Scapa trip, in hindsight.

Scapa trip, in hindsight.

Scapa is amazing, simple. The journey, the scenery, Stromness and not least the diving.
A simple but recognisable statement for all those that have had the fortune and the privilege to spend
some time diving there.

(Image by Bob Anderson)

However, as with any dive or dive trip, there is always an opportunity to reflect so as to improve the
experience next time and to pass on some salient advice to future Scapa virgins. The trip, was, without
doubt a success. I enjoyed the dives, the dive boat and the company, quite simple, I couldn’t have asked
for a better group of people with which to spend a week diving the German fleet.

My first piece of advice is to read up on what is available in terms of diving. The predive briefings were
excellent but having some prior knowledge gives the dives an added interest and a little more
knowledge ensures that the fantastic wrecks come alive through their history. Having an idea of what’s
available means that any dives that the you fancy can be discussed with the skipper and so alternatives
to the standards can be considered.

Listen to your buddies. I must thank Julian for pressing the Markgraf as a dive. I didn’t particularly fancy
it from descriptions, the fact it is upside down and as such all the interesting bits are hidden. This is
partially true, but what a dive. Meeting the hull at 26 meters and realizing that there is still another 14
meters to the deck on the sea bed puts the shear majesty and size of the Dreadnoughts into perspective.
It is a stunning dive and more than worth the visit, but it was far too short a time on air for such a
stunning dive. Descending onto the imposing hulk is an amazing experience. It is always worth listening
to other people’s view points as they offer alternative views that may not have been considered so
thanks again Julian.

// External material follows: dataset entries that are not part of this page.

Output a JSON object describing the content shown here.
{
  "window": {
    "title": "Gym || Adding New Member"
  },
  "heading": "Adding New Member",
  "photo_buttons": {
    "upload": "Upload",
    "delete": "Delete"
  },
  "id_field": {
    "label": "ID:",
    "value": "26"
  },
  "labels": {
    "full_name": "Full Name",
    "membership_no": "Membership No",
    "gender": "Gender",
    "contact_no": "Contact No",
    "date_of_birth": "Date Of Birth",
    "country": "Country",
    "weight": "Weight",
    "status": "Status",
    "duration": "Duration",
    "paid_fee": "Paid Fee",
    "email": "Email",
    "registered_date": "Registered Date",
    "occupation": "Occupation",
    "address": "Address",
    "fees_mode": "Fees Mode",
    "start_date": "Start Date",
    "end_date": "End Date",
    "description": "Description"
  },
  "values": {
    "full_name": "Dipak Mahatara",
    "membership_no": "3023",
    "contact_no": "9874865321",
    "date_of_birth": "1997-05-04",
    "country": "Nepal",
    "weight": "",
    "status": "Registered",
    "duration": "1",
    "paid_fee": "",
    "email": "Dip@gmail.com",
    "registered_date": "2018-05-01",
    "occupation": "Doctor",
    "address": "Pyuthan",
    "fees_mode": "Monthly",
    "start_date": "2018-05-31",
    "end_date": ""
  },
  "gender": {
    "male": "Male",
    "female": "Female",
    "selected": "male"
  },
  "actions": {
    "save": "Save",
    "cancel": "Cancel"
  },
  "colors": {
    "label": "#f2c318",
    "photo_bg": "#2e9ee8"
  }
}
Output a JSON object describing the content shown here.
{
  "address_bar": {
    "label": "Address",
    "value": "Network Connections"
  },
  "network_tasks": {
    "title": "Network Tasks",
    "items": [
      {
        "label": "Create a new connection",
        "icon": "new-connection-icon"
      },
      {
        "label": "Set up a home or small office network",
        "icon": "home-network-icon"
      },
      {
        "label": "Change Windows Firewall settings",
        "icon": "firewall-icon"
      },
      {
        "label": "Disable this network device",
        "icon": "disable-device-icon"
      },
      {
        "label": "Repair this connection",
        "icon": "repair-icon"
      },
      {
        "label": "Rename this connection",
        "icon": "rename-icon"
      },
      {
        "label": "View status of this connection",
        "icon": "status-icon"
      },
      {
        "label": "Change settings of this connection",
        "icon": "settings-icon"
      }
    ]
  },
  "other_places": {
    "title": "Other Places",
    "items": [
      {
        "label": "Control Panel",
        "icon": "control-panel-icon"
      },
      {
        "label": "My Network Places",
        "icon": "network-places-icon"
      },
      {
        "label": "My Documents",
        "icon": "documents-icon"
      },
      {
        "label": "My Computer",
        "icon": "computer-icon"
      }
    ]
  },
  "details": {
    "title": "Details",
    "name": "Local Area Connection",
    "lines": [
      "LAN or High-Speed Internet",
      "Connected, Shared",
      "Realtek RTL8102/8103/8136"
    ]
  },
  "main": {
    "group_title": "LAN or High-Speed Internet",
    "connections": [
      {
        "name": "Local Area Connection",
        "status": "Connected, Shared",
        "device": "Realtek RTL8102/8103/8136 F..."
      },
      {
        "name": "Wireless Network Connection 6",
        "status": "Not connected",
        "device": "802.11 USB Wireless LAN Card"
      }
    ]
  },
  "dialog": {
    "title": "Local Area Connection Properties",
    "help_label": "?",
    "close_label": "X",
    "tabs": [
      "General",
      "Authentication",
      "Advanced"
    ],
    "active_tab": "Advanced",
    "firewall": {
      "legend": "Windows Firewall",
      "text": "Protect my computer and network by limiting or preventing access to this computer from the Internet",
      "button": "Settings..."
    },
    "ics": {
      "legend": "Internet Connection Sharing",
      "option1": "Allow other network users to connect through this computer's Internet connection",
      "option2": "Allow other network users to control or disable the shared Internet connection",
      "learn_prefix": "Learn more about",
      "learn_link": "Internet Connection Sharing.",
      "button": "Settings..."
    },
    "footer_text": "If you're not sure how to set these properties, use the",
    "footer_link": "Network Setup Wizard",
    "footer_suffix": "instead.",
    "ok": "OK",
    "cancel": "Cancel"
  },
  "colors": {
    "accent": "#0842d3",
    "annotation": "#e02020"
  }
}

This leads me onto my main thought. Scapa can be dived on air and, don’t get me wrong these were
great and enjoyable dives but, (and this is really the crux of the hindsight points), I would advise getting
some extra time under the water. These wrecks all have depths from 14 to 40 plus meters (at the sea
bed) but most really come alive at about 28 meters, and they demand exploring. To really get the true
benefit of a trip to Scapa I would recommend extending diving time, and indeed I will be completing
(ready for the next Scapa trip) the
RAID DECO 40 course for this very reason.

This RAID DECO 40 course is designed to extend diver’s knowledge and introduce the skills and
decompression procedures required in the use of oxygen enriched gases for extended range recreational
diving. It also develops diving skills and provides a greater understanding of the concept of limited
decompression sport diving, which would mean more time on the likes of the Kronprinz and Markgraf.

(Image by Halton Charters)

The reason that this course is of interest for me is that it is a bridge between recreational and technical
diving. I will be thinking of it as a recreational deco program, but not (as it can be) an intro to the tech
program. It will give me the ability to have true self-sufficient and extended time diving. It also covers
core skills from the technical diver training programs so will improve my diving but most importantly for
me it can be completed on a single cylinder with a stage, so it fits with my current kit. It is also relevant
and designed for those using a twinset with isolation manifold or sidemount equipment. In addition, it
will improve my dive safety by adding redundancy to my skill set, essential if I want to continue with
dives such as the Markgraf by qualifying me to dive to 40 msw by giving me the skills to carry out non-
accelerated decompression stops of a maximum duration of 10min, and/or perform extended NLD dives
with a switch to a richer mix at a shallower depth. Giving me options for longer dives.


For me, as a recreational diver, it is the perfect program, but it can benefit instructors who want to gain
some experience with decompression and give an insight for the inquisitive into the world of technical
diving. Who knows it may be a diving route I want to pursue in the future?


For more details on the RAID DECO 40 coursecontact the DiveLife team in the shop on 0330 223 4140